++++ Record excerpts

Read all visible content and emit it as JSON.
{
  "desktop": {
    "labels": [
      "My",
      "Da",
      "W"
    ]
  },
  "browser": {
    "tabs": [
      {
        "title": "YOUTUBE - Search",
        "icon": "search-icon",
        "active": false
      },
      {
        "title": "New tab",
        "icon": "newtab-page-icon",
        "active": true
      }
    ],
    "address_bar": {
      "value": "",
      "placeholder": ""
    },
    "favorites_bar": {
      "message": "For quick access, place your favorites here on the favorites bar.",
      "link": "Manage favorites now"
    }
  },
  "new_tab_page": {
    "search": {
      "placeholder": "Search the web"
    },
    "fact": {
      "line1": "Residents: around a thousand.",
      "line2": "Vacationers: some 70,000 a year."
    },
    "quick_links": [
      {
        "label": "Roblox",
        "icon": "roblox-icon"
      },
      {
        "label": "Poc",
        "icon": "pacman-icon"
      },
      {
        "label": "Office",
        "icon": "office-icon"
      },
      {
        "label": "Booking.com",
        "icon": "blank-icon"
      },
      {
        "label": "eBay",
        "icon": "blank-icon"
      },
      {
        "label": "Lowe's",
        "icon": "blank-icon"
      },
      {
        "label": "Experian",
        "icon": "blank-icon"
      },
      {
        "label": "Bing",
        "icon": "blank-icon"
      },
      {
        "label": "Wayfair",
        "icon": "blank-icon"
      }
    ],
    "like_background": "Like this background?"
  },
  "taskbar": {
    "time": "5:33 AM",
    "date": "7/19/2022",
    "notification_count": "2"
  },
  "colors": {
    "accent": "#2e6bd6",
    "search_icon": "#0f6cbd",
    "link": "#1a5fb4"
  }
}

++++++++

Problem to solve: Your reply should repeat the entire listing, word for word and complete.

Written answer:
Read all visible content and emit it as JSON.
{
  "desktop": {
    "labels": [
      "My",
      "Da",
      "W"
    ]
  },
  "browser": {
    "tabs": [
      {
        "title": "YOUTUBE - Search",
        "icon": "search-icon",
        "active": false
      },
      {
        "title": "New tab",
        "icon": "newtab-page-icon",
        "active": true
      }
    ],
    "address_bar": {
      "value": "",
      "placeholder": ""
    },
    "favorites_bar": {
      "message": "For quick access, place your favorites here on the favorites bar.",
      "link": "Manage favorites now"
    }
  },
  "new_tab_page": {
    "search": {
      "placeholder": "Search the web"
    },
    "fact": {
      "line1": "Residents: around a thousand.",
      "line2": "Vacationers: some 70,000 a year."
    },
    "quick_links": [
      {
        "label": "Roblox",
        "icon": "roblox-icon"
      },
      {
        "label": "Poc",
        "icon": "pacman-icon"
      },
      {
        "label": "Office",
        "icon": "office-icon"
      },
      {
        "label": "Booking.com",
        "icon": "blank-icon"
      },
      {
        "label": "eBay",
        "icon": "blank-icon"
      },
      {
        "label": "Lowe's",
        "icon": "blank-icon"
      },
      {
        "label": "Experian",
        "icon": "blank-icon"
      },
      {
        "label": "Bing",
        "icon": "blank-icon"
      },
      {
        "label": "Wayfair",
        "icon": "blank-icon"
      }
    ],
    "like_background": "Like this background?"
  },
  "taskbar": {
    "time": "5:33 AM",
    "date": "7/19/2022",
    "notification_count": "2"
  },
  "colors": {
    "accent": "#2e6bd6",
    "search_icon": "#0f6cbd",
    "link": "#1a5fb4"
  }
}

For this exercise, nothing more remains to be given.